The Supreme Court’s Ruling Against Apple Proves It: We’re Ready for Progressive Web Apps
by Jillian MacNulty | Last Updated: May 14, 2019
In case you missed it, Apple got served a slice of humble pie. Yesterday, the Supreme Court ruled that a group of consumers can now sue Apple for monopolizing the market for apps. How? Well, if you’re an Android user, you know that you’ve got options when it comes to getting apps (Google Play, Amazon Appstore, Samsung Galaxy Apps, SlideME...and tons more). But if you’re an iPhone user, you know that the only way you can get apps on your phone is through Apple’s App Store. The Supreme Court saw this as a violation of antitrust laws (AKA, a way to protect consumers from monopoly prices and keep the marketplace competitive).The four iPhone users that brought the lawsuit forward represent a majority of consumers–they’re looking for alternative options for getting apps on their phones. Think about your own mobile habits; When was the last time you went to the App Store to download an app? What type of app was it? I’d be willing to bet it was a game or a social channel. And if it wasn’t, I bet you downloaded it for some sort of native functionality that you can only get with an app (think: push notifications, geolocation, camera integrations...all that good stuff.)Enter: The Next Generation of Mobile

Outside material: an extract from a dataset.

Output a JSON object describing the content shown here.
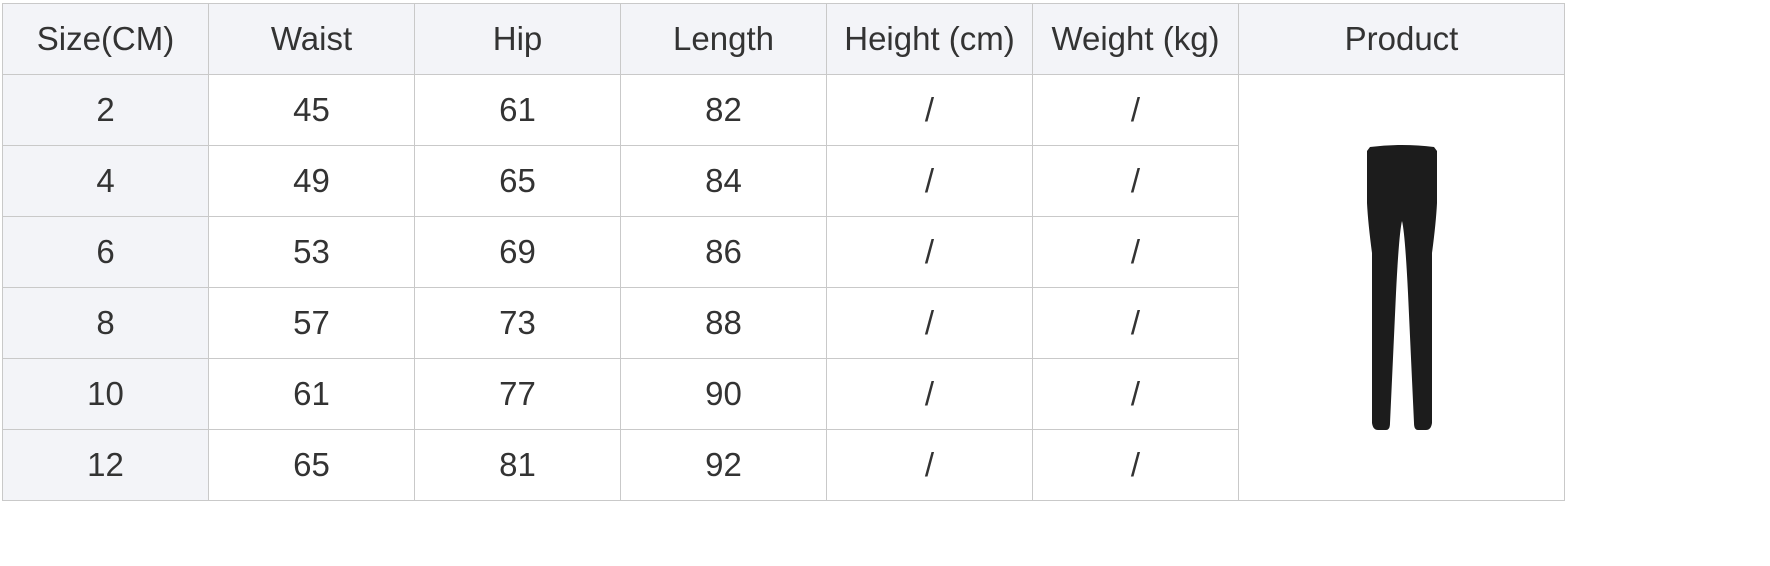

This Supreme Court ruling is so much more than a legal headache for Apple–it’s a major indicator that we as consumers are ready for a new way access app-like experiences on our phones (preferably one that doesn’t involve an app store at all). We’re ready for Progressive Web Apps. Progressive Web Apps

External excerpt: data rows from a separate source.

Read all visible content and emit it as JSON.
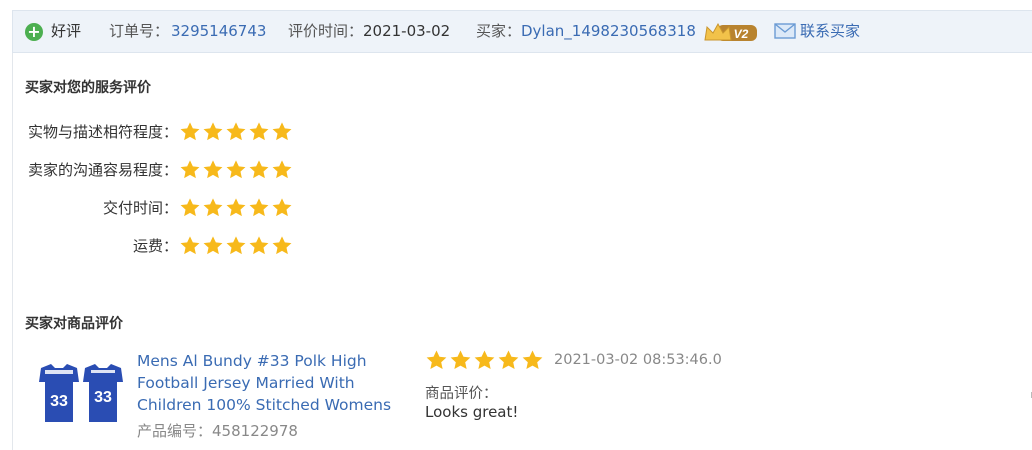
{
  "header": {
    "rating_label": "好评",
    "order_label": "订单号：",
    "order_number": "3295146743",
    "review_time_label": "评价时间：",
    "review_time": "2021-03-02",
    "buyer_label": "买家：",
    "buyer_name": "Dylan_1498230568318",
    "buyer_level": "V2",
    "contact_buyer": "联系买家"
  },
  "service_review": {
    "title": "买家对您的服务评价",
    "ratings": [
      {
        "label": "实物与描述相符程度：",
        "stars": 5
      },
      {
        "label": "卖家的沟通容易程度：",
        "stars": 5
      },
      {
        "label": "交付时间：",
        "stars": 5
      },
      {
        "label": "运费：",
        "stars": 5
      }
    ]
  },
  "product_review": {
    "title": "买家对商品评价",
    "product_title": "Mens Al Bundy #33 Polk High Football Jersey Married With Children 100% Stitched Womens",
    "product_no_label": "产品编号：",
    "product_no": "458122978",
    "jersey_number": "33",
    "stars": 5,
    "time": "2021-03-02 08:53:46.0",
    "review_label": "商品评价：",
    "review_text": "Looks great!"
  },
  "colors": {
    "star": "#f7b91b",
    "link": "#3a6bb3",
    "good": "#4caf50",
    "header_bg": "#eef3f9"
  }
}
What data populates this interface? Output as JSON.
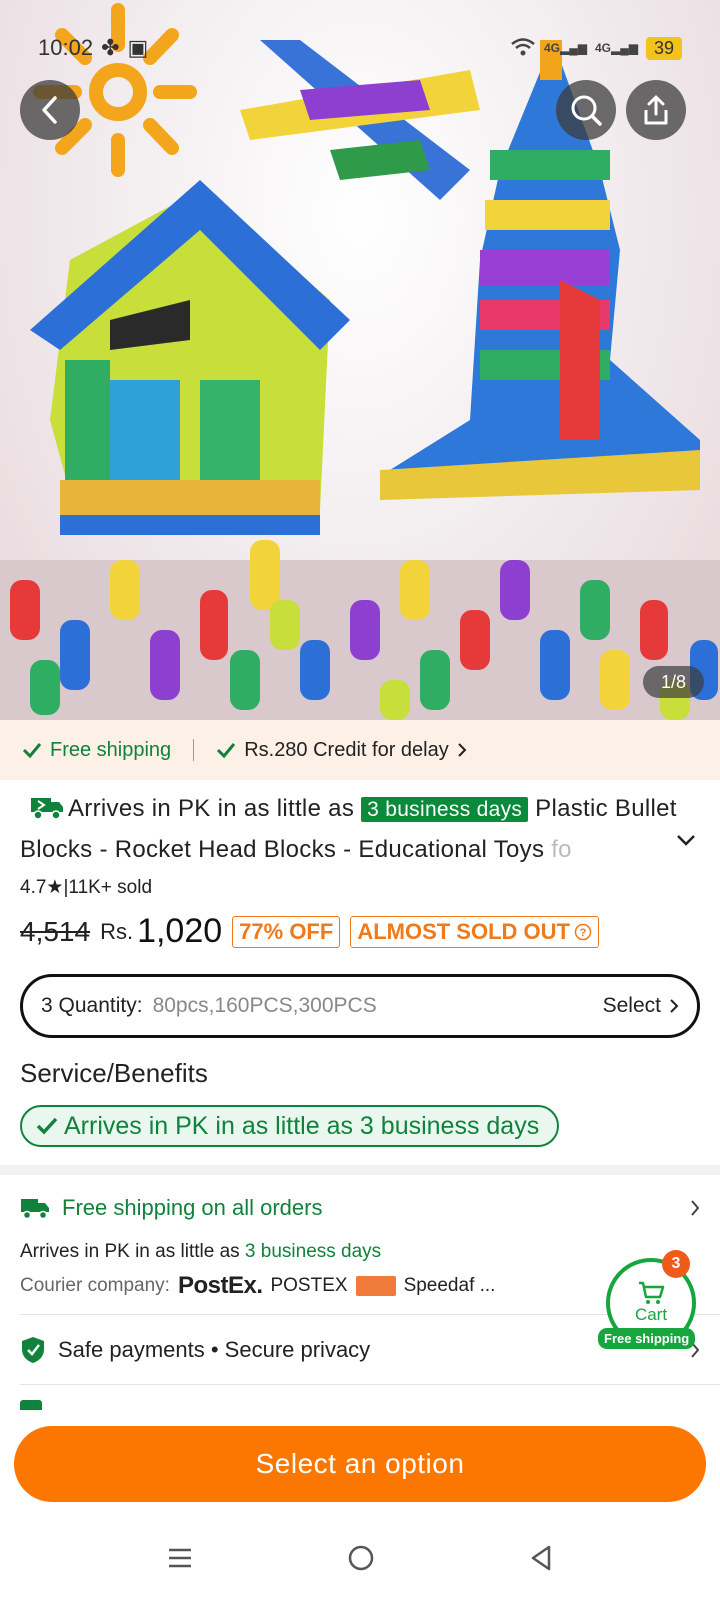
{
  "status_bar": {
    "time": "10:02",
    "network_1": "4G",
    "network_2": "4G",
    "battery": "39"
  },
  "gallery": {
    "counter": "1/8"
  },
  "shipping_strip": {
    "free_shipping": "Free shipping",
    "credit": "Rs.280 Credit for delay"
  },
  "product": {
    "arrives_prefix": "Arrives in PK in as little as",
    "arrives_badge": "3 business days",
    "title_main": "Plastic Bullet Blocks - Rocket Head Blocks - Educational Toys",
    "title_fade": "fo",
    "rating": "4.7",
    "sold": "11K+ sold",
    "old_price": "4,514",
    "currency": "Rs.",
    "price": "1,020",
    "discount": "77% OFF",
    "stock_tag": "ALMOST SOLD OUT"
  },
  "quantity": {
    "label": "3 Quantity:",
    "options": "80pcs,160PCS,300PCS",
    "select": "Select"
  },
  "service": {
    "heading": "Service/Benefits",
    "pill": "Arrives in PK in as little as 3 business days"
  },
  "shipping": {
    "title": "Free shipping on all orders",
    "arrives_prefix": "Arrives in PK in as little as",
    "arrives_days": "3 business days",
    "courier_label": "Courier company:",
    "courier_logo": "PostEx.",
    "courier_1": "POSTEX",
    "courier_2": "Speedaf ..."
  },
  "safe": {
    "label": "Safe payments • Secure privacy"
  },
  "cart": {
    "count": "3",
    "label": "Cart",
    "free": "Free shipping"
  },
  "cta": {
    "label": "Select an option"
  },
  "colors": {
    "accent": "#fb7701",
    "green": "#11823b",
    "badge_green": "#0a8a3a"
  }
}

Progressive Web Apps (PWAs for short) are a result of a group of tech powerhouses coming together (Microsoft, Google, Mozilla, and even Apple...literally the “App Avengers”) and finding a way to combine the best of the mobile web with the best of native apps. What they came up with were PWAs–web apps that have powerful technical backends that support rich native functionality like push notifications, offline caching, and integrations to native features like geolocation and the gyroscope. This means that brands can provide consumers with super powerful, rich mobile apps without ever asking them to go to the app store. If it sounds too good to be true, check out the results that brands like Pinterest, Twitter, and Trivago saw when they recreated their apps as PWAs last year. (And if you want to hear more about PWAs and their origin story, I highly recommend this podcast interview with Microsoft’s Jeff Burtoft–he was one of the “founding fathers” of PWAs).So here’s where this leaves us: we have to start leaning into PWAs. If nothing else, we should see this Supreme Court ruling as consumers pointing us directly to the fact that they want accessible mobile apps, and they don’t want to have to rely on an app store as their one source of mobile truth. It’s the perfect time and place to be exploring PWAs as a potential app alternative.